  1. Accountants. The USCIS will not approve a petition based on job title, so a book-keeper or spreadsheet operator will not be approved just because they are called “accountants.” Similarly, the USCIS will often decline to approve petitions for accountants for small companies on the ground that they are not really performing the work of an accountant most of the time.
  2. Financial Analysts. The USCIS conducts its review based on the definition of a “financial analyst” presented in the Occupational Outlook Handbook, which states that financial analysts provide business investment advice. Thus, a budget analyst or a person who assists in running projections or building financial models would not qualify as a Financial Analyst.” Generally, companies in the business of investing have the best chance of obtaining foreign assistance for such a position.
  3. Marketing Managers and Research Analysts. The USCIS looks closely to determine whether a marketing manager is really just performing market surveys, aggregating data or performing other tasks that could be performed by a trained person without a degree. Small companies, in particular, must show that a marketing manager is necessary and would perform an array of complex duties requiring a marketing degree.
  4. Software Engineers and Computer Pros. Again, the USCIS will look to see whether a “software engineer” is really just a technician who might have a Microsoft or similar certification that could be obtained without a bachelor’s or higher degree.
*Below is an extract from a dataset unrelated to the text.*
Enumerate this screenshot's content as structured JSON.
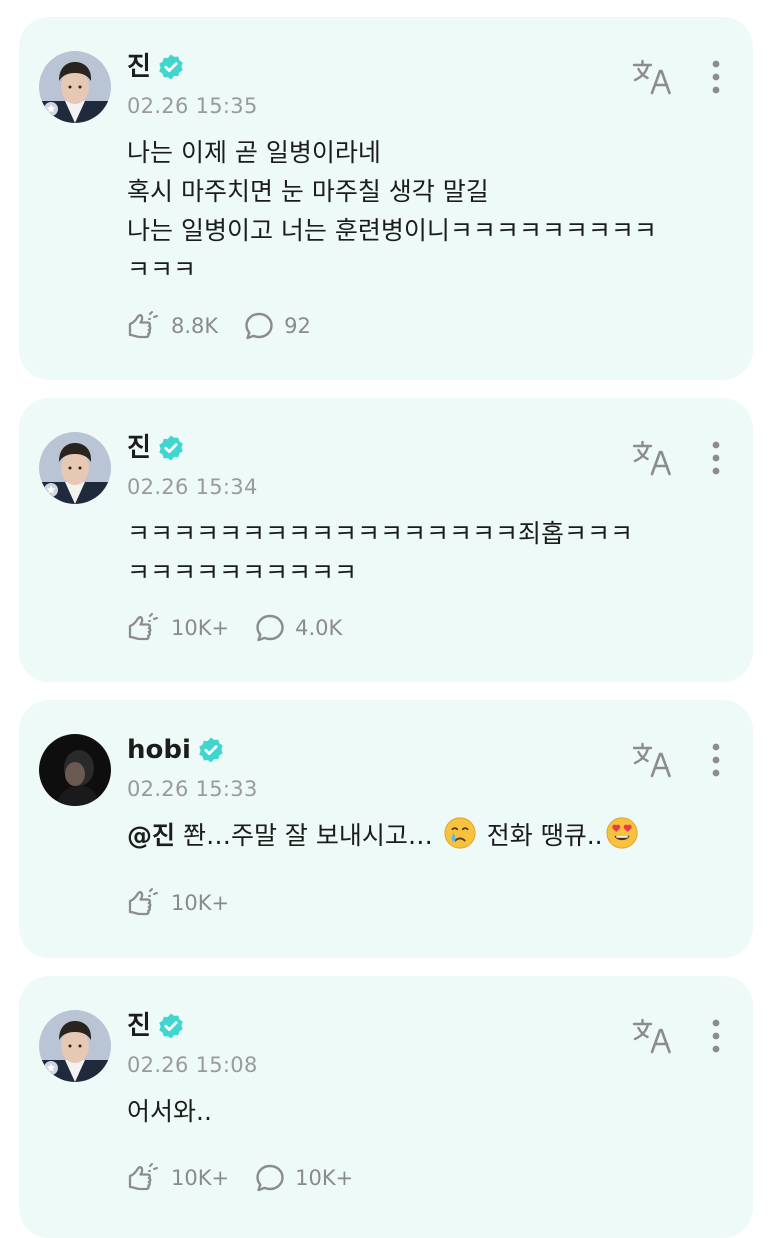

A petitioner must demonstrate that a position truly requires a college degree in computer science or engineering in order to have a solid chance at sponsoring a foreign worker.

For more information about sponsoring foreign workers for your company, see the sections of our Website regarding H-1B, H-1B1, E-3, and TN visa applications.